Written by Brock Monday, 28 February 2011 06:00
The war being waged between 3rd person and 1st person shooters is a relatively recent one, but it is no less hard-fought. Here are some advantages the 3rd person has over the ubiquitous 1st person perspective.
Take Cover! The first and clearest advantage to playing a 3rd person shooter is evident with the presence of cover - whether or not a dedicated cover system is present. Your character can duck behind a wall or barrier to avoid enemy fire, either by simply moving behind a barrier, or entering into an "official" cover mechanic in the game. In a 3rd person game, this means a chance to plan out your strategy, and a protected view of the battlefield. In a 1st person game, however, this usually means a clear view of the wall or barrier.
A 3rd-person character can fire blindly from behind cover, sacrificing accuracy for safety, or pop/lean out of cover to deliver more accurate shots, while slightly exposing the player to enemy fire. From a 1st-person perspective, the player must expose his/her head and torso to fire their weapon, usually without any blind-fire or peeking-over-cover option. Peeking from cover and being able to manipulate the camera from a protected spot has been allowing sneaky gamers to get the jump on the bad guys since games like Tenchu: Stealth Assassins.
Get to the Chopper! Movement is a very basic part of games, and nobody does it better than the 3rd-person action hero (this section is mostly inspired by the likes of UNCHARTED 2: Among Thieves. If all game characters moved like Nathan Drake we'd all be better off). If you were to ask members of law enforcement or the military what they do when they're being shot at, you can assume "strafe" would not be at the top of their lists. Yet this is what we're given in terms of evasive techniques in 1st person games. As a crafty 3rd-person hero, one can run for cover while simultaneously looking in a different direction, at their attacker. You can even fire a few shots of your own while running the opposite way, and the 3rd person perspective is perfectly suited for these types of agile movements during firefights.
These pictures pretty well sum up the point about movement (source):
It's All In Your Mind: This initially may seem backwards, but a 3rd-person perspective allows for a more powerful emotional and sensory connection than a 1st-person experience. In your real-life human body, your mind processes and interprets visual and non-visual cues that you don't even notice; you perceive limb position, balance, any slope in terrain, and a myriad of other details to help you navigate your world. 3rd-person perspective allows a better depiction of the "big-picture" stuff your brain does automatically, significantly also including a better sense of peripheral vision.
In terms of emotional response, seeing how your character reacts to events can provide a powerful connection. Uncharted 2 has a section that depicts Nathan Drake supporting an injured character while escaping down an crumbling alleyway. This limits the player to only his pistol, and slows your movement considerably to compensate for the added weight of the injured character. It's a powerful emotional scene, made more so because we can see the characters react. Drake is a great example in other ways; the character guides his movements, but Drake reacts to his environments with surprising realism; shielding himself from gunfire or explosions, and crouching when undetected by enemies.

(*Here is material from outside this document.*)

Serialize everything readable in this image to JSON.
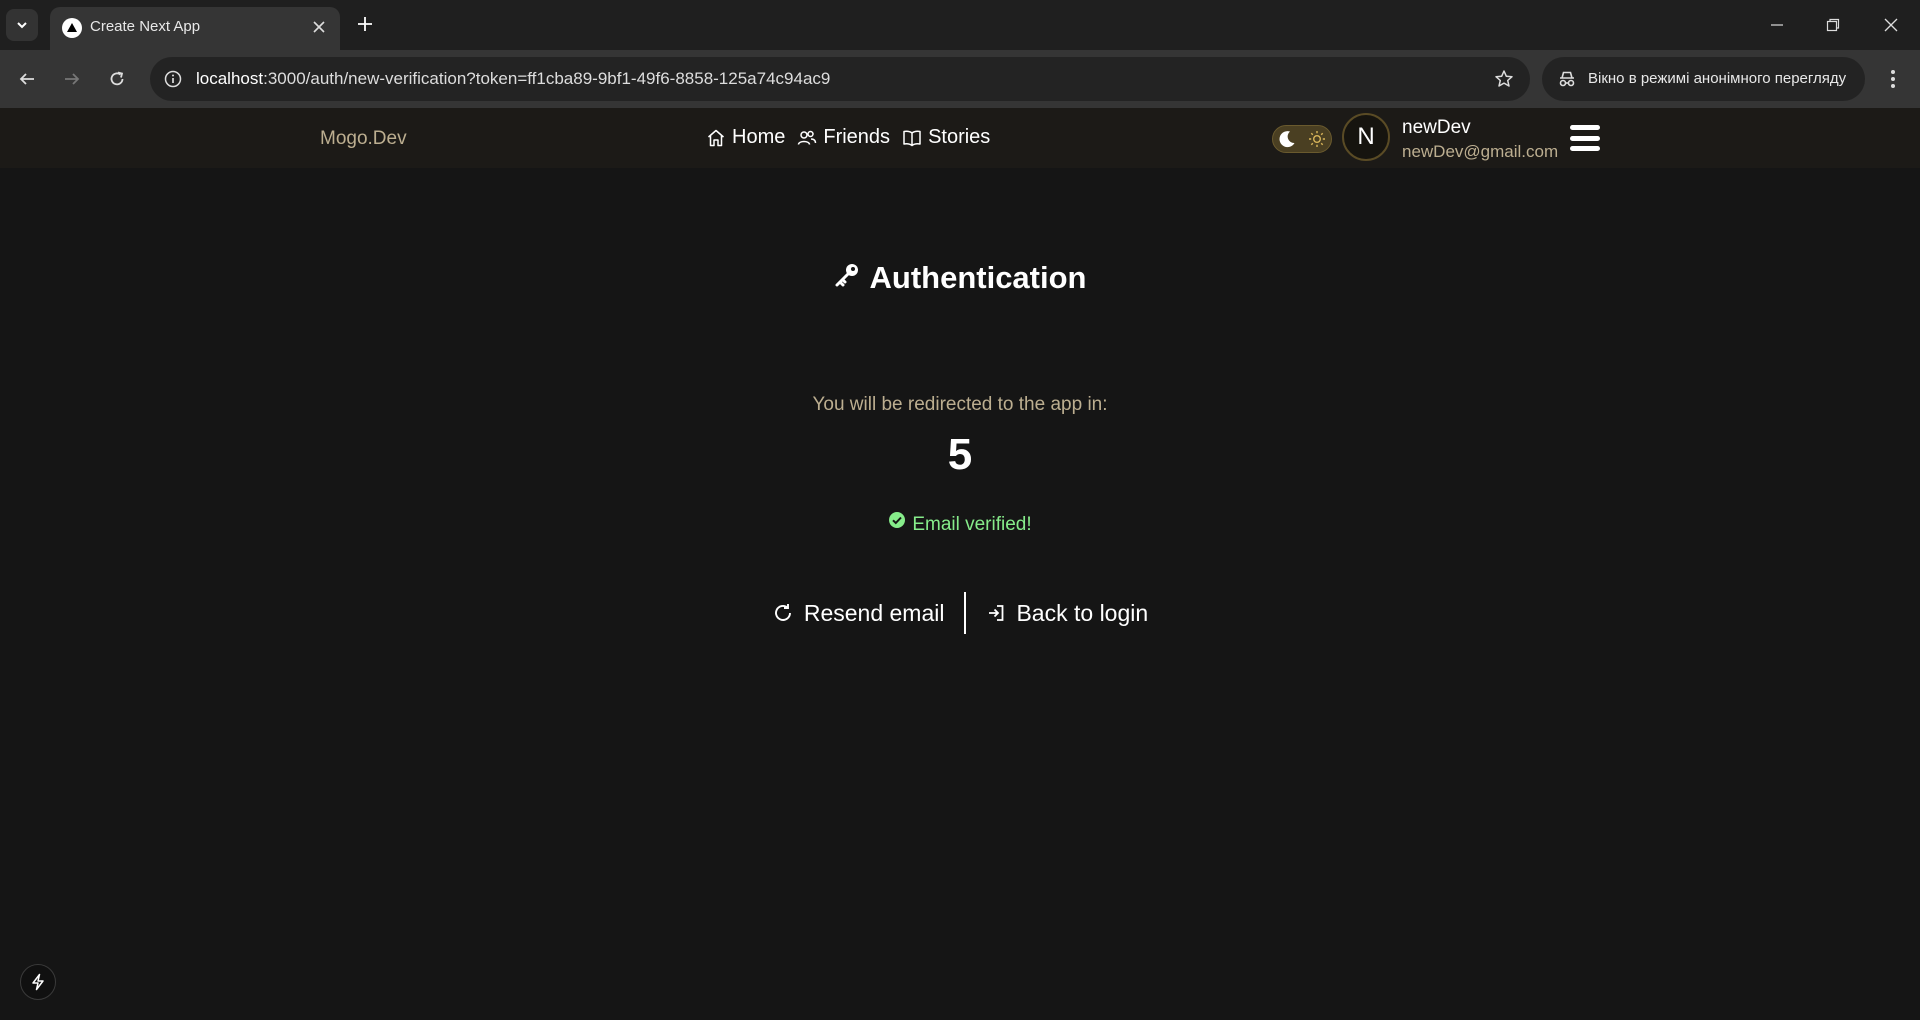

None of this is to say that 1st-person games can't immerse the player; just that 3rd-person games provide more versatile gameplay, giving the player a better and more enjoyable "human experience" by incorporating peripheral vision and spatial awareness more effectively than a 1st-person game.